"I'm going to pick up the pieces"
At mid-day Monday, a smattering of gamblers dotted the Trump Plaza's cavernous casino floor, most of them at the slots. As the day wore on, visitors streamed up the escalators to games whose dazzling names — "Dozens of Diamonds," "Invaders from the Planet Moolah" — belied the casino's future.
That future was on casino employees' minds Monday, as nearly 1,000 workers prepared to lose their jobs. Some said they said they would apply for unemployment benefits or maybe return to college, and a dealer was overheard discussing competition from casinos in neighboring states.
Theresa Volpe, 56, a cocktail server who has worked at Trump Plaza for 26 years, is looking for a job in one of the other casinos, and hopes the city can rebound to thrive again. She lives just outside Atlantic City in Northfield with her disabled sister and her mother, who is recovering from a fall. Both rely on her, but Volpe said she wasn't worried.
"I’m going to pick up the pieces," she said. "I’ll be good. We’ll work it out."
The closing of Trump Plaza has also left uncertain the future of its boardwalk restaurant, EVO. Waiter Elgun Alakbarov, 25, is applying for jobs at other restaurants, but he may leave Atlantic City instead.

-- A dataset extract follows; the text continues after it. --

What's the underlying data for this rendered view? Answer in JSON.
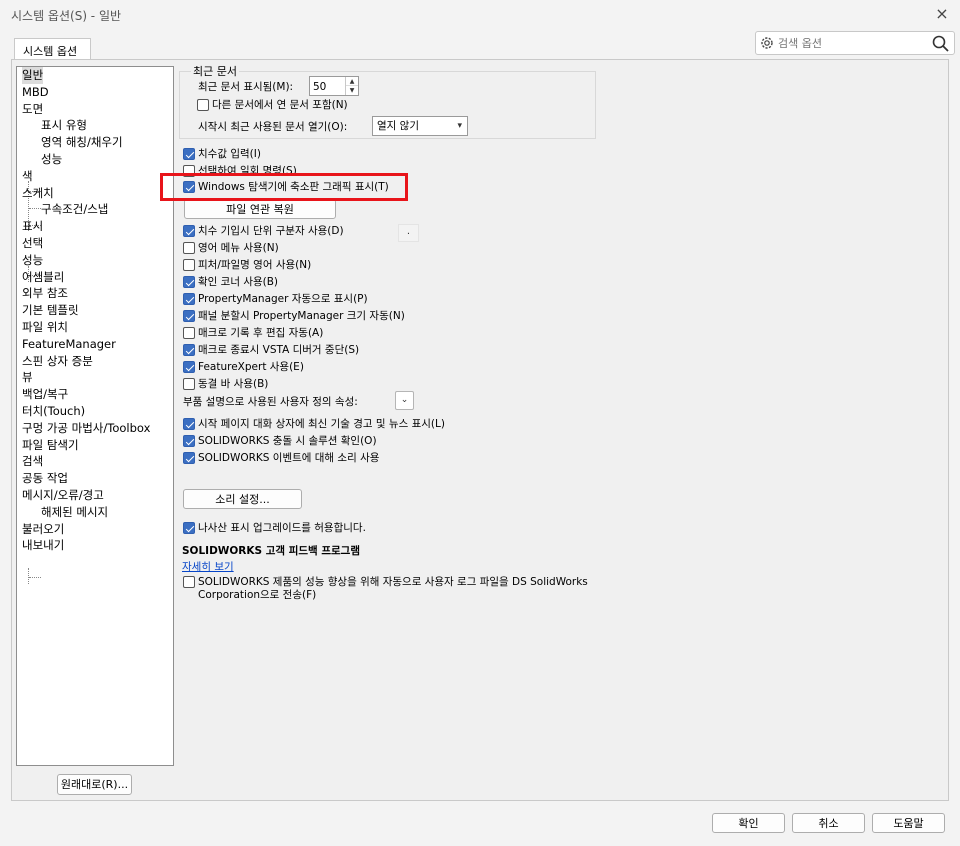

"It’s time to do something different. But I'm young," he acknowledged. “People who have a family — it’s hard."
The union representing casino employees, Unite Here Local 54, will host a resource center in Boardwalk Hall from Wednesday through Friday where union and non-union workers can learn about unemployment benefits, health care, rent assistance and other resources, said Donna DeCaprio, the secretary treasurer. "It's kind of one-stop shopping," she said.

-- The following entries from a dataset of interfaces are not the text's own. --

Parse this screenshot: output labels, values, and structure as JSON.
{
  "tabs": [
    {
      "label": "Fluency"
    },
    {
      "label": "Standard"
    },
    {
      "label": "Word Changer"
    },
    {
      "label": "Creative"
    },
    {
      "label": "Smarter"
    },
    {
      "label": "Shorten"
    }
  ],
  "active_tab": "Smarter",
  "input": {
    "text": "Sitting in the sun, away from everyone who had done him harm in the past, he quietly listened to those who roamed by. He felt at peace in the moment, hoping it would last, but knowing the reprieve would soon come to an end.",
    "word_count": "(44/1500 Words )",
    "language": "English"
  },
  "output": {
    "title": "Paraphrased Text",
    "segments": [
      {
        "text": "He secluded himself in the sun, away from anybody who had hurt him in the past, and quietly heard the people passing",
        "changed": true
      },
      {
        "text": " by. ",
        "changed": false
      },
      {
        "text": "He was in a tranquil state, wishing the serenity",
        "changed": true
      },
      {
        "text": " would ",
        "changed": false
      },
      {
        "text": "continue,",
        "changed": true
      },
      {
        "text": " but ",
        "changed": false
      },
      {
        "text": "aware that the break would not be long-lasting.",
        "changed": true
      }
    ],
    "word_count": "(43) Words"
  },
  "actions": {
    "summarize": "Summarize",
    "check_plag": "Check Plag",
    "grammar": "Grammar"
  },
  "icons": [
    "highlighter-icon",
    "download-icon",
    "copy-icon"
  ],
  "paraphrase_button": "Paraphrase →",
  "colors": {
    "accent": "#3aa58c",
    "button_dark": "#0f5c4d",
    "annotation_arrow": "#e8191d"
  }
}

"There's already enough poverty"
On a sparklingly sunny Monday on the Atlantic City boardwalk, Janice and Malcolm Blalock had their photograph taken in front of the casinos. Retired government workers from Clayton, North Carolina, they were on a motorcycle trip and were on their way to Philadelphia.
“It’s a little bit sad,” Malcolm Blalock said of the casino closures. His wife, who described herself as a small gambler, said the casino closures reflect the ongoing struggles of a still-rebounding economy.
The pair was only briefly stopping in Atlantic City en route to Philadelphia.
Derek Ljongquist, 31, and Jennifer Cote, 33, stopped at the Starbucks in the Trump Plaza, but they had no plans to stay, either. The couple from Naugatuck, Connecticut – he a computer technician, she a health-care administrative assistant – was headed for a swim and then shopping at the Tanger outlet mall, during a visit for Cote’s birthday.
And though not gamblers, they thought the Atlantic City casinos paled in comparison with their home state's Mohegan Sun casino, though they called the Trump Plaza's closure "a shame."
“It's a shame, because there are a lot of jobs to be lost,” Cote said. “There’s already enough poverty in the city.”
"The whole vibe is different"
Like many others, longtime Trump Plaza patrons Ed Heron Jr., 68, and his wife, Marge, 67, had come to their old haunt Monday to say goodbye to longtime employees.
“This used to be our place,” Ed said. “We used to be here at least two or three times a month."
The retired couple, who live in Philadelphia, recalled steak dinners they had eaten and performances they'd seen by Cher and Diana Ross there. But what was once a fabulous casino now looked desolate, Marge said, and the couple blamed its owners for its failure.
“Ten years ago, the place was hopping,” Ed remembered.
That wasn't the case Monday, another worker at the Trump Plaza's restaurant EVO conceded. Andrea Gant, 29, is moving to Boca Raton, Florida, to waitress in another of the owner’s restaurants for the winter. "It’s hard to get a job here in the winter," she said.
It wasn't just during the winter that business had lagged, though, she said. With fewer patrons to serve, she could tell the casinos were suffering.
"You can feel it," she said. "The whole vibe is different."